Kathranne Knight holds an MFA from The Yale University School of Art. Her drawings speak in the packed way of a symbol, often stripped down and elemental, but ricocheting with associations and metaphoric possibilities. Impermanence, multiplication, and issues of representation are plumbed through materials as various as fly paper, silver, tears, and graphite; while the action and materiality of drawing are stretched, performed, and reconfigured. Knight has been artist in residence at Donald Judd’s Chinati Foundation and the Connemara Conservancy Foundation, Dallas, Texas. Her work has been shown in The Danforth Museum of Art, Mass MoCA, The Des Moines Art Center, Carroll and Sons Gallery, (Boston, MA), Geoffrey Young Gallery, (Gt. Barrington, MA) Muriel Guepin Gallery, (New York, NY) September Gallery, (Hudson, NY) and many others. Knight was an Iowa Artist Fellow in 2014, awarded an Iowa Artist Grant in 2015 and 2021, and is co-publisher of the art+poetry press, Correspondence Publishing.


2016- 2021 – The Shape of your Absence + Given Form. The drawings begin by laying my body (or another’s) on paper and tracing around it with pencil. It’s an awkward action to perform, this going around and around the body, and it is intimate when I perform it on another. I consider it a tender act of knowing, a document of our bodily form; it is the shape of our absence. David Hammons’ body prints and the handprints in the caves of Lascaux are influential to the work. Exploring the shape of a body, and other form-shapes, stems from a belief that one can know and document through drawing.

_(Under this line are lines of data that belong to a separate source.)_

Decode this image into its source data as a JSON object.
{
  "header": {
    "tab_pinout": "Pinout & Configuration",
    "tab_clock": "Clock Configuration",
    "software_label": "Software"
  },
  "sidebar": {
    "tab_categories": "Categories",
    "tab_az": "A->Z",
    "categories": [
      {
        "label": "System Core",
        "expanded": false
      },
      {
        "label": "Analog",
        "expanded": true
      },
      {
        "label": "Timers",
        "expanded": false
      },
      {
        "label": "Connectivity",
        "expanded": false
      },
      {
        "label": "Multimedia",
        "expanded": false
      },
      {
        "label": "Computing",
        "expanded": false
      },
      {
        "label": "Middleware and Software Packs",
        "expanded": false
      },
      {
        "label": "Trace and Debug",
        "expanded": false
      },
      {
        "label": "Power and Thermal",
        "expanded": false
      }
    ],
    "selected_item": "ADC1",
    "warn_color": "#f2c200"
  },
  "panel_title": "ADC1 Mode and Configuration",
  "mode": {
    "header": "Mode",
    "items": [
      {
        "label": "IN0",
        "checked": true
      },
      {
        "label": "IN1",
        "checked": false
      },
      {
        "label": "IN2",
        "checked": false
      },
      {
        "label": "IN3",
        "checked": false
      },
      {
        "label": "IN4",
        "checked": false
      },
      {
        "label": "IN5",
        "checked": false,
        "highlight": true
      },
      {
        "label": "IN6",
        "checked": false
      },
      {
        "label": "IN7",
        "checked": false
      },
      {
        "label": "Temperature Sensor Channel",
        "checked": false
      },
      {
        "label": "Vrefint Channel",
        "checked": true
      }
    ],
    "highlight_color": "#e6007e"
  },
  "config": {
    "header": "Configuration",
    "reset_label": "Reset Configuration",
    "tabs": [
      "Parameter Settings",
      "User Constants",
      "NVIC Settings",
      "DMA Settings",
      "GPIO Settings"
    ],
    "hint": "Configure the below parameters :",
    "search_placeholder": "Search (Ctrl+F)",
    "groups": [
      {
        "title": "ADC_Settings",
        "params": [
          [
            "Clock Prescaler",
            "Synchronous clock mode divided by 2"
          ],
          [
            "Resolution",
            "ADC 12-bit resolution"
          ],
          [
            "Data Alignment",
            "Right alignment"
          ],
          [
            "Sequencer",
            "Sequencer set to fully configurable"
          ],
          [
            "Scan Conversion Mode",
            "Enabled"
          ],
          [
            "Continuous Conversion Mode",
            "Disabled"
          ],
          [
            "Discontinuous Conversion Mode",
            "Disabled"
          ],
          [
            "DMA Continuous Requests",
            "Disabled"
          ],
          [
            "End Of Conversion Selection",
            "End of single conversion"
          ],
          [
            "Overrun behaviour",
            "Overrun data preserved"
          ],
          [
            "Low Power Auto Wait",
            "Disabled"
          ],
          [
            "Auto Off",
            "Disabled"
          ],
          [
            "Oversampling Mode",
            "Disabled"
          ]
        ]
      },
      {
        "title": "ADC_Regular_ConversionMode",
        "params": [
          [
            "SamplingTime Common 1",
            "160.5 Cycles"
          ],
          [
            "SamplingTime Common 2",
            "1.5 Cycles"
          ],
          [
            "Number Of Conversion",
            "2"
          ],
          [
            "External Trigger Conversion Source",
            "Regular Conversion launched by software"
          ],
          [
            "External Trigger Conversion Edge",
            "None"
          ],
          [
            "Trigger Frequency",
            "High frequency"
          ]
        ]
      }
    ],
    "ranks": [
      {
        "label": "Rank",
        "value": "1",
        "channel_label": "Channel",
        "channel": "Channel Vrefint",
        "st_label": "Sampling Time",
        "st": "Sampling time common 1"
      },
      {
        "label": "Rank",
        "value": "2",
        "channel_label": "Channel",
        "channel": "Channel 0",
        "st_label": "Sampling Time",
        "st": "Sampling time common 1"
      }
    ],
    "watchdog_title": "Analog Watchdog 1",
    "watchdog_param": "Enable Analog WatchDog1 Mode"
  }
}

2015- The End of the Line.  There is a heightened sense of meaning, an intense awareness of things in the world during grief.  It throttles signification into high gear and no material or event is just material or event, but a major forecast or token of how things are either fully connected or not at all.  It is a broad net.  Sticky, amber flypaper rolled into links that become part of a chain; tracings of a smooth, arched river stone; paper rising up to hold aloft and then absorb a tear, all become metaphor or simile or prophecy.

2010-2014 The line as horizon is a picture device and a psychological place. In the drawing the horizon is made up of dashed lines, which refer to the process of its own making and provide a rhythmic, syncopated space. It is a place where two things meet, not only land and sky or water and sky, but also day meeting night in the form of a sunset. You ride off into it—the end of one thing and the beginning of another, uncertain future. While we might think of the sunset as a comforting trope, I want to show the hovering, unstable moment produced at this juncture of past and present. Formally, the thing is built through the accretion of vertical and horizontal lines taken from Mondrian, Van Gogh, and the Bauhaus Weavers. For a bit of big sky romanticism I searched Thomas Cole, Donald Judd and the films of John Ford.

2005-2009  A single dot of ink repeated randomly until it isn’t random any longer. Sometimes, a stamp depicting the dots is used alongside the actual handmade dots.